• _What to work on_: Read the listing below. Then repeat it exactly.
---------- Data extracts ----------
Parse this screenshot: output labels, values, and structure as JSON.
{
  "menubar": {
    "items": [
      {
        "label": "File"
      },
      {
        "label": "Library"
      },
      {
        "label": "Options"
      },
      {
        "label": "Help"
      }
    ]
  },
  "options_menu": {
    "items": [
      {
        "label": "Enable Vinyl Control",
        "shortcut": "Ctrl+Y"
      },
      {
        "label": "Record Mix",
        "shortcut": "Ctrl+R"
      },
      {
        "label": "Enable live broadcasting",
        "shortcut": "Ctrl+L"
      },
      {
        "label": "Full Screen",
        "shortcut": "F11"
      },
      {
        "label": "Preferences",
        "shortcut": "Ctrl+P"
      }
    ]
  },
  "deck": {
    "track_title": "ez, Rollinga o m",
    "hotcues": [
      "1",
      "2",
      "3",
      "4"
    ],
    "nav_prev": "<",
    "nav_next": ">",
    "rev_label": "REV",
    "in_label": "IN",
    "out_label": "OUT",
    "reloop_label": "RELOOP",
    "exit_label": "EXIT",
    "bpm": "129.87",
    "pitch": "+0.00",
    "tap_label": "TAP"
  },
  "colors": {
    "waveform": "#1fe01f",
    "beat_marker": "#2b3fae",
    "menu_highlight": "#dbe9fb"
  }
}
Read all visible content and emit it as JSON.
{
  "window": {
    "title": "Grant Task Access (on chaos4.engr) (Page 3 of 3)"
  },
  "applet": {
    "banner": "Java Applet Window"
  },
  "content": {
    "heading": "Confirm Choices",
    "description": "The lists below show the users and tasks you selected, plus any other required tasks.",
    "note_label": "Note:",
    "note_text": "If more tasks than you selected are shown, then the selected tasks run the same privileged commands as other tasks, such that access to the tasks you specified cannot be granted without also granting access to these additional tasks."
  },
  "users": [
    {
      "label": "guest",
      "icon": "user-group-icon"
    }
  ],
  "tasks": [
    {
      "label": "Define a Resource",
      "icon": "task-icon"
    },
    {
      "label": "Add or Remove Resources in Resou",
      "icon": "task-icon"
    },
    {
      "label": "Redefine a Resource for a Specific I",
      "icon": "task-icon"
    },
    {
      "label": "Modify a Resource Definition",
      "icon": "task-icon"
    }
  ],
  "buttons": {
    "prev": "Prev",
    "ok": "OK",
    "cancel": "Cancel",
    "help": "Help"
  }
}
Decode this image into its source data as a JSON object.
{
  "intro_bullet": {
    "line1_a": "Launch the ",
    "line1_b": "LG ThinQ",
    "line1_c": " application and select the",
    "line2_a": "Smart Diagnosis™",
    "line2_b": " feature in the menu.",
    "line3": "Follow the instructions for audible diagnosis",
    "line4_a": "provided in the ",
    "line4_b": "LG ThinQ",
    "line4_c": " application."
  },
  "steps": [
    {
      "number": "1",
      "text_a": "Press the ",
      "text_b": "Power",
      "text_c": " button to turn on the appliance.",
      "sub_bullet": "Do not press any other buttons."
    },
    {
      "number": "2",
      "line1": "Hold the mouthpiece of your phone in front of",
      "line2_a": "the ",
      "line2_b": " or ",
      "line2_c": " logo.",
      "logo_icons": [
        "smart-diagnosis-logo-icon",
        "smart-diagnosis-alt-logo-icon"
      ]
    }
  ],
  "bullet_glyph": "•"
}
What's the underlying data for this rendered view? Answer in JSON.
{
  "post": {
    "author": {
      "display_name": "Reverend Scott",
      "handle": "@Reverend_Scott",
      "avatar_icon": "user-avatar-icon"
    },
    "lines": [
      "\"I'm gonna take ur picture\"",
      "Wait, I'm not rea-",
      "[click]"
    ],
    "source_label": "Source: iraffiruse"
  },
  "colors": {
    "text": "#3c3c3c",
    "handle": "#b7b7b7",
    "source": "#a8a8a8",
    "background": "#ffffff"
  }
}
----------
• _Written reply_:
Parse this screenshot: output labels, values, and structure as JSON.
{
  "menubar": {
    "items": [
      {
        "label": "File"
      },
      {
        "label": "Library"
      },
      {
        "label": "Options"
      },
      {
        "label": "Help"
      }
    ]
  },
  "options_menu": {
    "items": [
      {
        "label": "Enable Vinyl Control",
        "shortcut": "Ctrl+Y"
      },
      {
        "label": "Record Mix",
        "shortcut": "Ctrl+R"
      },
      {
        "label": "Enable live broadcasting",
        "shortcut": "Ctrl+L"
      },
      {
        "label": "Full Screen",
        "shortcut": "F11"
      },
      {
        "label": "Preferences",
        "shortcut": "Ctrl+P"
      }
    ]
  },
  "deck": {
    "track_title": "ez, Rollinga o m",
    "hotcues": [
      "1",
      "2",
      "3",
      "4"
    ],
    "nav_prev": "<",
    "nav_next": ">",
    "rev_label": "REV",
    "in_label": "IN",
    "out_label": "OUT",
    "reloop_label": "RELOOP",
    "exit_label": "EXIT",
    "bpm": "129.87",
    "pitch": "+0.00",
    "tap_label": "TAP"
  },
  "colors": {
    "waveform": "#1fe01f",
    "beat_marker": "#2b3fae",
    "menu_highlight": "#dbe9fb"
  }
}
Read all visible content and emit it as JSON.
{
  "window": {
    "title": "Grant Task Access (on chaos4.engr) (Page 3 of 3)"
  },
  "applet": {
    "banner": "Java Applet Window"
  },
  "content": {
    "heading": "Confirm Choices",
    "description": "The lists below show the users and tasks you selected, plus any other required tasks.",
    "note_label": "Note:",
    "note_text": "If more tasks than you selected are shown, then the selected tasks run the same privileged commands as other tasks, such that access to the tasks you specified cannot be granted without also granting access to these additional tasks."
  },
  "users": [
    {
      "label": "guest",
      "icon": "user-group-icon"
    }
  ],
  "tasks": [
    {
      "label": "Define a Resource",
      "icon": "task-icon"
    },
    {
      "label": "Add or Remove Resources in Resou",
      "icon": "task-icon"
    },
    {
      "label": "Redefine a Resource for a Specific I",
      "icon": "task-icon"
    },
    {
      "label": "Modify a Resource Definition",
      "icon": "task-icon"
    }
  ],
  "buttons": {
    "prev": "Prev",
    "ok": "OK",
    "cancel": "Cancel",
    "help": "Help"
  }
}
Decode this image into its source data as a JSON object.
{
  "intro_bullet": {
    "line1_a": "Launch the ",
    "line1_b": "LG ThinQ",
    "line1_c": " application and select the",
    "line2_a": "Smart Diagnosis™",
    "line2_b": " feature in the menu.",
    "line3": "Follow the instructions for audible diagnosis",
    "line4_a": "provided in the ",
    "line4_b": "LG ThinQ",
    "line4_c": " application."
  },
  "steps": [
    {
      "number": "1",
      "text_a": "Press the ",
      "text_b": "Power",
      "text_c": " button to turn on the appliance.",
      "sub_bullet": "Do not press any other buttons."
    },
    {
      "number": "2",
      "line1": "Hold the mouthpiece of your phone in front of",
      "line2_a": "the ",
      "line2_b": " or ",
      "line2_c": " logo.",
      "logo_icons": [
        "smart-diagnosis-logo-icon",
        "smart-diagnosis-alt-logo-icon"
      ]
    }
  ],
  "bullet_glyph": "•"
}
What's the underlying data for this rendered view? Answer in JSON.
{
  "post": {
    "author": {
      "display_name": "Reverend Scott",
      "handle": "@Reverend_Scott",
      "avatar_icon": "user-avatar-icon"
    },
    "lines": [
      "\"I'm gonna take ur picture\"",
      "Wait, I'm not rea-",
      "[click]"
    ],
    "source_label": "Source: iraffiruse"
  },
  "colors": {
    "text": "#3c3c3c",
    "handle": "#b7b7b7",
    "source": "#a8a8a8",
    "background": "#ffffff"
  }
}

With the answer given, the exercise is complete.